Which are the subjects you tackle in your songs?
I really like to tell stories in my songs! I like simple words with a meaning. At one time I was fed up with lyrics I didn’t understand. There are many songs with beautiful and poetic words, but when you start to think of their meaning, you do not know what those songs are about! I am a simple person and if I do not understand what I listen to, it doesn’t touch me. I think that the most touching songs are those in which you can project yourself and to put yourself at the place of the singer and reflect your own life. Therefore, I try to make that kind of songs: I write about everyday life; like walking the dog or taking a car ride with friends. They are simple things, but they touch all of us and thus everyone can found herself in these songs.
Which of your songs is your favourite?
I suppose it is a song called Nummela because it is so personal. It is really the history of my life, told in 5 minutes… My childhood, my youth, the death of my father, the meeting of my wife, my marriage. Everything is in there, it is a very special song for me.
Do you tour regularly? And do you prefer to play your music in front of a public or in the studio?
During the last 16 months I have been touring. We have made more than 200 concerts. Now I have a break and I concentrate on my next album. I like both, working in the studio and performing live. They are two very different worlds for sure… I appreciate them both.
Regarding the making of an album, which stage do you prefer?
One of the best things is of course when you see your album in a record shop for the first time. The making of an album is a long process. Sometimes you encounter painful moments when you think that the record will be never finished!
But I like also those magical moments in studio when something completely unforeseen takes place and something that sounds good has been found!
Which artists do you listen to at the moment?
The last album of Bruce Springsteen, of course… it is excellent! I also like two or three songs from the album Toxicity by System of a Down.
What are you up to at the moment?
At the moment I look after my left wrist. I was injured about two weeks ago in an accident during a karting race (one my favorite pastime activities). As soon as I am able to play guitar again I will continue to work on my next album which we plan to release next spring.
A stupid question… which is the best song ever made?
It is really impossible to give an answer!

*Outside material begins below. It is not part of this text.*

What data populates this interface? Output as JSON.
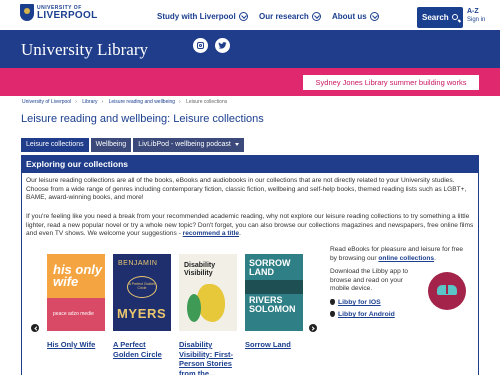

The favorite songs change all the time, but currently I would say that Springsteen’s ”The River” is the greatest song of all times!

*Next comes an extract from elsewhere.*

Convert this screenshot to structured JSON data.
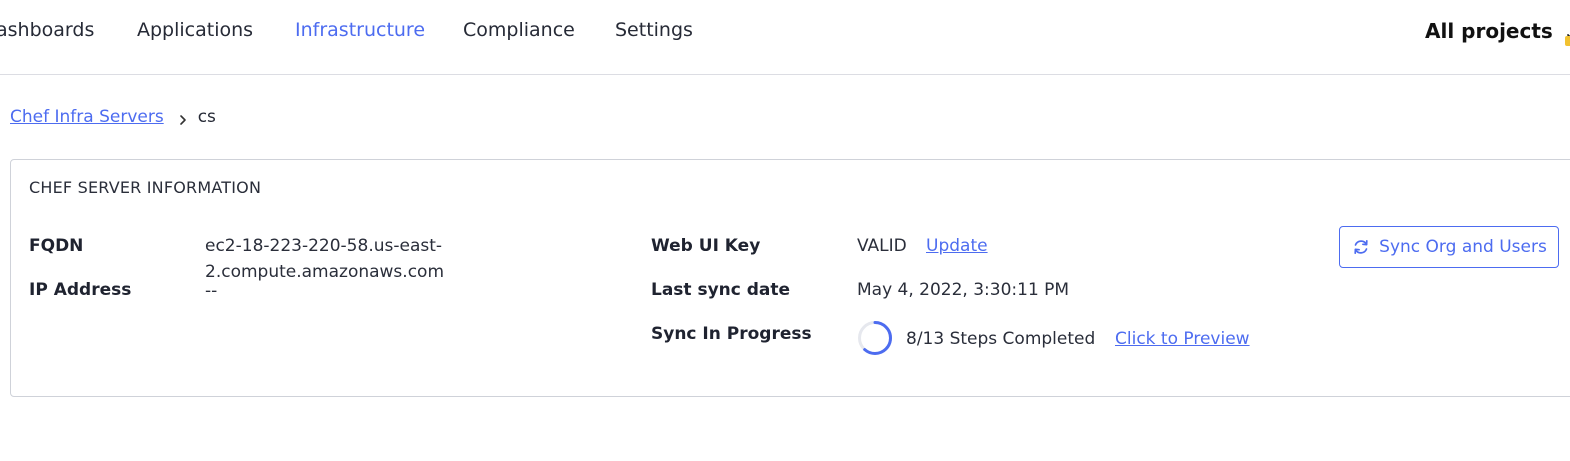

What do you think of internet as a musician and a songwriter?
There are two aspects. On the other hand it is a brilliant media because it gives you the possibility of being in touch with people you couln’t be in contact otherwise. For example: I have heard about Germans who had downloaded my songs and appreciated them. You cannot buy my albums in Germany, therefore it is sympathetic to know that my music finds response even if the language may seem strange!
The problem arrives when people stop buying discs because they can find them for free on internet. If that continues, one day there will be no more music to download!
Do you use a computer when you write or make songs?
Not that much. I like to make the songs with ”old” methods. I have a home studio with a 24 track digital recorder, but I must always press the ”Record” button and play with real instruments. I don’t like the present idea of editing the music more and more and enjoying it less and less.
Interview done in August 2002 by Vincent Lefrançois.